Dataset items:
[Start of Attachment]
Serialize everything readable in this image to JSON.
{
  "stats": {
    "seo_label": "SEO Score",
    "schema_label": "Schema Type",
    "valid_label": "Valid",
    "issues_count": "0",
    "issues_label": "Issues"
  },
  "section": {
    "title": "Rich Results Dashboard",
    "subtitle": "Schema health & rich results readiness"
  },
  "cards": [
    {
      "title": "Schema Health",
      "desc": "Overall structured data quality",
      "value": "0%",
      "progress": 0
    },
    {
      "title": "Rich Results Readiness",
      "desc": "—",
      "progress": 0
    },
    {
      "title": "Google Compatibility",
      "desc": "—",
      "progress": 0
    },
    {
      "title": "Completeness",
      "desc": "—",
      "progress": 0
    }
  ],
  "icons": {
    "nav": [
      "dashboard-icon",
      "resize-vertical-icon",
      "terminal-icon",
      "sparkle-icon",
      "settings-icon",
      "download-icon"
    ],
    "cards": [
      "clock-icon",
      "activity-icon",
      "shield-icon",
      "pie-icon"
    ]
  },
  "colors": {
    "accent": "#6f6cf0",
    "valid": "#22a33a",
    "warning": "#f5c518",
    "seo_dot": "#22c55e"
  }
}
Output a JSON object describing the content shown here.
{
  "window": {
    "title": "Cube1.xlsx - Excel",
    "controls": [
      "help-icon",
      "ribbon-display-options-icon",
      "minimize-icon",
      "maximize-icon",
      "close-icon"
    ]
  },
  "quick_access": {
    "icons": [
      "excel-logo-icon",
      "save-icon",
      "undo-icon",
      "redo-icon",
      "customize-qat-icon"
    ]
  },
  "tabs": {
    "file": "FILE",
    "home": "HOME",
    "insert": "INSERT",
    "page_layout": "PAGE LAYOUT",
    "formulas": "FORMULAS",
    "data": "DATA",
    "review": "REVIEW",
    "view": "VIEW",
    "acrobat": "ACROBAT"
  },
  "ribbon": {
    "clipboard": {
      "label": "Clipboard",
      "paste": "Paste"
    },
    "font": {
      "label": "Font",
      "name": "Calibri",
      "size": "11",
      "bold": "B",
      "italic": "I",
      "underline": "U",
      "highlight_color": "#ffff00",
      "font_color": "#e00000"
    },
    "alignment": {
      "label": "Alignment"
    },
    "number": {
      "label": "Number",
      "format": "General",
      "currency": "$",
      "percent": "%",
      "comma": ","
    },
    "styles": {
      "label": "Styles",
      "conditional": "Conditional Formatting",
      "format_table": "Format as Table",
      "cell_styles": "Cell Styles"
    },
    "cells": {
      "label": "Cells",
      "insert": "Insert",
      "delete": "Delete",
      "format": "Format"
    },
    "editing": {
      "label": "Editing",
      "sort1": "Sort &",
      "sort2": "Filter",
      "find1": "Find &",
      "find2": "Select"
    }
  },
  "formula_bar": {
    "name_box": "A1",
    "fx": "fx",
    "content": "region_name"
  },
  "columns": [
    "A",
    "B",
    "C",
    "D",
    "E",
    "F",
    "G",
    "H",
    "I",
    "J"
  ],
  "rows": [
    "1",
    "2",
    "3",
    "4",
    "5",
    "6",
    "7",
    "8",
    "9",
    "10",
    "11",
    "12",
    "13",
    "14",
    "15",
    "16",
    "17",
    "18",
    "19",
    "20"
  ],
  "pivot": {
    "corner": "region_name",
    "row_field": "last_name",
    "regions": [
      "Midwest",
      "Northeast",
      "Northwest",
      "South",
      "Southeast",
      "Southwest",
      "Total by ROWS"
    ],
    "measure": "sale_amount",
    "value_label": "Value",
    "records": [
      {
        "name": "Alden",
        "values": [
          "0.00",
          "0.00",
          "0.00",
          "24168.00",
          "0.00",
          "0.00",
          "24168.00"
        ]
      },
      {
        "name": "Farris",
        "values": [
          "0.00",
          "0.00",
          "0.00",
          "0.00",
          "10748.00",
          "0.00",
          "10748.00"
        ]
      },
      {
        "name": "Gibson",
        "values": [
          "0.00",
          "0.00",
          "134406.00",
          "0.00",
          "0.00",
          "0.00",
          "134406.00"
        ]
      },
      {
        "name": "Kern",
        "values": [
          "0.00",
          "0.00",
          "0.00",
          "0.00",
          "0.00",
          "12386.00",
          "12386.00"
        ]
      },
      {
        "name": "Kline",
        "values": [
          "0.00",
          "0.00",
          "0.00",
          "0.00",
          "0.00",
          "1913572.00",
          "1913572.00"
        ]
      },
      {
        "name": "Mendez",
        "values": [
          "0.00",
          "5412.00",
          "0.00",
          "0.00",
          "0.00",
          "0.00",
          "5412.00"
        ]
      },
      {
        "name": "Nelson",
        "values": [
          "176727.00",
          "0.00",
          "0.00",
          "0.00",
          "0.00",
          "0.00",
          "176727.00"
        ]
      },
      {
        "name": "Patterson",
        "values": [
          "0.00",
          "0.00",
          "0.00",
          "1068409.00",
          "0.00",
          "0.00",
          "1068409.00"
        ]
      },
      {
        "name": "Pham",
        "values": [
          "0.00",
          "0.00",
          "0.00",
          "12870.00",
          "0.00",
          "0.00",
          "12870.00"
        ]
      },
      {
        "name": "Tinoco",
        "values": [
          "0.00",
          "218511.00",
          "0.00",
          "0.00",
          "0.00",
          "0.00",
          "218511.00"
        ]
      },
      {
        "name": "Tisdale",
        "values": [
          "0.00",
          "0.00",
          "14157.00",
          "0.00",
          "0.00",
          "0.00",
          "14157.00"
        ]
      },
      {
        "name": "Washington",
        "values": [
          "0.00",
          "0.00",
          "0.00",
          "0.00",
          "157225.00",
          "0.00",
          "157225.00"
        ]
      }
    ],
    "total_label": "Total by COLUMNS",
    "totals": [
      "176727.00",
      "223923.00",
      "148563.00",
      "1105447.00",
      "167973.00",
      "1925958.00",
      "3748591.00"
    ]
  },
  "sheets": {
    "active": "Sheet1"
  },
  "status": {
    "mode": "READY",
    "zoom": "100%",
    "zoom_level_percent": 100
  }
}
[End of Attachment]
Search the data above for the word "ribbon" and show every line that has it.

*Your solution*
      "ribbon-display-options-icon",
  "ribbon": {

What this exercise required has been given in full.